(Instructions to follow): In the listing below, locate the lines that hold the string "from". Copy those lines.

(The input):
****************

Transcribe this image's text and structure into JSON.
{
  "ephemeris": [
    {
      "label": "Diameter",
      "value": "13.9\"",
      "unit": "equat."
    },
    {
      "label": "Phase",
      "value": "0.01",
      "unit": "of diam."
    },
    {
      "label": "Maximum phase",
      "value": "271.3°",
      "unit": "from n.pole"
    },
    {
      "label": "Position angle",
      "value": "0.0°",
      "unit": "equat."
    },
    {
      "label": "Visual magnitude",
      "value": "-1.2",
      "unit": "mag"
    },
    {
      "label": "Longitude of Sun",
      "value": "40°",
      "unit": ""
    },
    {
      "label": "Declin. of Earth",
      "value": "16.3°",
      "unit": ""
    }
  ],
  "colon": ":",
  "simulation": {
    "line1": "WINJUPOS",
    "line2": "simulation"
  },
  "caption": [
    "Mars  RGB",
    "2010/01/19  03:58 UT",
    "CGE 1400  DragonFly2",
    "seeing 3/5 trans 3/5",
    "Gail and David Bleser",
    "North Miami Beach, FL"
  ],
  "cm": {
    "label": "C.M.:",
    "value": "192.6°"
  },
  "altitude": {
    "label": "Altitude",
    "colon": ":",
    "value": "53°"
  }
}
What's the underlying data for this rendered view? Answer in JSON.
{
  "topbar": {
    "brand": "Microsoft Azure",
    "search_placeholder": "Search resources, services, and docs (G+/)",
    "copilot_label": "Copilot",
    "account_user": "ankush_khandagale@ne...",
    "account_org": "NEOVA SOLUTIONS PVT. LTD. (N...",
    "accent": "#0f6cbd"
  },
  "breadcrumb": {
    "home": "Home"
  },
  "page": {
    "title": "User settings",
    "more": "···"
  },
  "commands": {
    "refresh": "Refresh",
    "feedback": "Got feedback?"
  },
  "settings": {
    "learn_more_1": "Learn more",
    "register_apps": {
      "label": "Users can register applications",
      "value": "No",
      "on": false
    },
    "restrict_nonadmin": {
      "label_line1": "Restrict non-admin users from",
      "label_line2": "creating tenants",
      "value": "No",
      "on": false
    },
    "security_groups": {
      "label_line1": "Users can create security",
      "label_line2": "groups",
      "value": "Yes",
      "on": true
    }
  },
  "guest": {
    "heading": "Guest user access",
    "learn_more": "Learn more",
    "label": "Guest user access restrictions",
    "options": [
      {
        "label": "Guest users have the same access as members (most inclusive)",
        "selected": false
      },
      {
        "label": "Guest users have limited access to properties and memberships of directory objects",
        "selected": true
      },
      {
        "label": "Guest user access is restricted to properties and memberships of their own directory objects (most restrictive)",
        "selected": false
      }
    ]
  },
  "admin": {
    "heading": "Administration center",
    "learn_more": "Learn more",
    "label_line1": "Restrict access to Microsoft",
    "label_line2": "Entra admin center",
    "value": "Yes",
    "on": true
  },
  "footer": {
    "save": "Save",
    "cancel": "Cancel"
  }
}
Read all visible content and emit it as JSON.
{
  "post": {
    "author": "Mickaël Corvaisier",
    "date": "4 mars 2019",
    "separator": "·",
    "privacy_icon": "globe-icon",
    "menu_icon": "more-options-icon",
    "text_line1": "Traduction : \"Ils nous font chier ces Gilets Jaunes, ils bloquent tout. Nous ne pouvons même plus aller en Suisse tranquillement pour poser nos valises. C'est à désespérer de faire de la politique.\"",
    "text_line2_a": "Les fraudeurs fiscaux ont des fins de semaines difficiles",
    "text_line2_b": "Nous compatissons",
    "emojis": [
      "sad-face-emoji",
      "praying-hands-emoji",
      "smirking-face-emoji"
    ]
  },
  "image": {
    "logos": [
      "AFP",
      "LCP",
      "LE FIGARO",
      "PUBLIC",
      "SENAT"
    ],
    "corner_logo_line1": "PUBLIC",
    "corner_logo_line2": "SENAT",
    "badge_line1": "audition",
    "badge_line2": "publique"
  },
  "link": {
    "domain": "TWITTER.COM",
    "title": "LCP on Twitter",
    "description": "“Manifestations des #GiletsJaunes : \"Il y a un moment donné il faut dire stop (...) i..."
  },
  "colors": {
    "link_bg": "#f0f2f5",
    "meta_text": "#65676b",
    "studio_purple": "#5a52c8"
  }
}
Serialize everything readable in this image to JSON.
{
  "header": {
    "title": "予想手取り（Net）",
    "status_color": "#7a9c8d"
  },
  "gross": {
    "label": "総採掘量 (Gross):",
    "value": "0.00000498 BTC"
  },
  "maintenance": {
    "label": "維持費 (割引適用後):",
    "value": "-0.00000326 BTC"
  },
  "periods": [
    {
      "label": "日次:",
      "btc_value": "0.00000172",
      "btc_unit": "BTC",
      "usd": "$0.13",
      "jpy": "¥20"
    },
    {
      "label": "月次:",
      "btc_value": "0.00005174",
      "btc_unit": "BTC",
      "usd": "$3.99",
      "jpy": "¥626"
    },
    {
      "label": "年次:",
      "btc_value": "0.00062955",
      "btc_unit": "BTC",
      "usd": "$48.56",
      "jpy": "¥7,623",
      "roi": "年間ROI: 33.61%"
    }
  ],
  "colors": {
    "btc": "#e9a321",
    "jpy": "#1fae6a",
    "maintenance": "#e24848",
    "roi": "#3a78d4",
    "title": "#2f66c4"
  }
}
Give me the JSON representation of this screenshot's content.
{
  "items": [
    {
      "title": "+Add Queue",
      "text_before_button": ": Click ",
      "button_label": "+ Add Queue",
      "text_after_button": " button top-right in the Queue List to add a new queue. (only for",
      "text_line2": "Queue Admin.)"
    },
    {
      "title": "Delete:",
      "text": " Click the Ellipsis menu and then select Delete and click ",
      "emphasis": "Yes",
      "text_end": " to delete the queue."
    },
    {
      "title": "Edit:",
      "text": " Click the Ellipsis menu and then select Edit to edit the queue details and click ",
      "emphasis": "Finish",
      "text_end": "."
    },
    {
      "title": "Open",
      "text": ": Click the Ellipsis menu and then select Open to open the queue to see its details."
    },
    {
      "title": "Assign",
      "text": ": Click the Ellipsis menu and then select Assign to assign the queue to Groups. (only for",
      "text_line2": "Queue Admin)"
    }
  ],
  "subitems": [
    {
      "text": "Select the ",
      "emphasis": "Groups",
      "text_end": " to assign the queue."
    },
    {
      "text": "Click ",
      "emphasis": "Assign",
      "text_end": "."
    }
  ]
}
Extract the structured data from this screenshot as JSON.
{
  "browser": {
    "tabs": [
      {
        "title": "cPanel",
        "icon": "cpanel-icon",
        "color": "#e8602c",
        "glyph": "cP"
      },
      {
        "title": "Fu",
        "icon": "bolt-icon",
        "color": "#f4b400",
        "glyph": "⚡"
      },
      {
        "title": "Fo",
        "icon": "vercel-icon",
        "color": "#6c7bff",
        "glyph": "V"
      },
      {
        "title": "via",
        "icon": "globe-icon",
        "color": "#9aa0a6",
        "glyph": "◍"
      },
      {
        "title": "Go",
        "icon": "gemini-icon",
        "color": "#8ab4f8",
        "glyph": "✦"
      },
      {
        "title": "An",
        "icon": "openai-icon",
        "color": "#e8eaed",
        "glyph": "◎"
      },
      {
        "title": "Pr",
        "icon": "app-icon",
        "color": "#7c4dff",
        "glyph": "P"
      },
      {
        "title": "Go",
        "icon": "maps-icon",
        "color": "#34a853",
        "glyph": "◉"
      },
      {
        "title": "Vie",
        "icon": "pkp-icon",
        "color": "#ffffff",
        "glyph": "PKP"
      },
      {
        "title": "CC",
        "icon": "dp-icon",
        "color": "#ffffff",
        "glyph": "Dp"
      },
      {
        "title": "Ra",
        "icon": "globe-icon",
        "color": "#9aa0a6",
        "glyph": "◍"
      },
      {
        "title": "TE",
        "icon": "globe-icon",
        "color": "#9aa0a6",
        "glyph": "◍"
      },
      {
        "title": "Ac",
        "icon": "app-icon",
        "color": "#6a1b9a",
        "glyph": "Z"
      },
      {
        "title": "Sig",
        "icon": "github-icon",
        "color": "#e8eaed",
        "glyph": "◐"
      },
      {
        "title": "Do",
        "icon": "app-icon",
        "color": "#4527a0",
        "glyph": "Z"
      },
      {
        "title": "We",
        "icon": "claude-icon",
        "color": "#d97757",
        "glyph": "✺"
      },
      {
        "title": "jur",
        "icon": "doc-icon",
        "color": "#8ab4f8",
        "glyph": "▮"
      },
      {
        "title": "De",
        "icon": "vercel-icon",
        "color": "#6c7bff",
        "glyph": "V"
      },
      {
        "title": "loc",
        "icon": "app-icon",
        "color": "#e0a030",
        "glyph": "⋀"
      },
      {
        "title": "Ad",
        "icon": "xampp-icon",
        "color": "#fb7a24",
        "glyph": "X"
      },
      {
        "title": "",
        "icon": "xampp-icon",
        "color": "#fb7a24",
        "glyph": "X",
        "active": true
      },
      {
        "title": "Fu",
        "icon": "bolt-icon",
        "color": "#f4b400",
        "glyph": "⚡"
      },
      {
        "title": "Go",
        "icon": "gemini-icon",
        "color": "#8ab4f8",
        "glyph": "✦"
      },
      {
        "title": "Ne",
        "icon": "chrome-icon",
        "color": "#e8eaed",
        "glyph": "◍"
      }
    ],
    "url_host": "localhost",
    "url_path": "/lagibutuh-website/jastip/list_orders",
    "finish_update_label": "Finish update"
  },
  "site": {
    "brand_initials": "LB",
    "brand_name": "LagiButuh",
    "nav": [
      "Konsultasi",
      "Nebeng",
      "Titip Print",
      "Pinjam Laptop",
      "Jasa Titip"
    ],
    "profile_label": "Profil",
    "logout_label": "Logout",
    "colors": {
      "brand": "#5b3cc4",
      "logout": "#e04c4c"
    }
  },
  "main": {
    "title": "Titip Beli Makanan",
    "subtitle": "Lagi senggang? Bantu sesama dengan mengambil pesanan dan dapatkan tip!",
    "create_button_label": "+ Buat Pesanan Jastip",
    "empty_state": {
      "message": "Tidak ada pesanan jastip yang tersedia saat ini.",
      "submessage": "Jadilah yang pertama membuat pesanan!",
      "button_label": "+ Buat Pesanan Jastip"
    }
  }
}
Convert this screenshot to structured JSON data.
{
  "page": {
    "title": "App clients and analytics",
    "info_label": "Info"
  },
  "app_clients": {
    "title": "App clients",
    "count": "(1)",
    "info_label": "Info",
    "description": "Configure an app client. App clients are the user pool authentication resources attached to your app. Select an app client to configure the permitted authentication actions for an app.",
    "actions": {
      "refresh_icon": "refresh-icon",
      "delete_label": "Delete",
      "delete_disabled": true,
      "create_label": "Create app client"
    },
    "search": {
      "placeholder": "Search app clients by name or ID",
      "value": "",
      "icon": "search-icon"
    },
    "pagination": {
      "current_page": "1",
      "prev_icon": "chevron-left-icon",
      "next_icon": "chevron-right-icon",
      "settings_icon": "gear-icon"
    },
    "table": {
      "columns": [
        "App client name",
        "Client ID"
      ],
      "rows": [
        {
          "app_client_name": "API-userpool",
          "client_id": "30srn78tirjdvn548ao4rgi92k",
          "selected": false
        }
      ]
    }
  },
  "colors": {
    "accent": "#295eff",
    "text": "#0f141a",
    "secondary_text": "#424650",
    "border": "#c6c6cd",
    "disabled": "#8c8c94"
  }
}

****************

(Solution to the problem):
      "unit": "from n.pole"
      "label_line1": "Restrict non-admin users from",
Extract the structured data from this screenshot as JSON.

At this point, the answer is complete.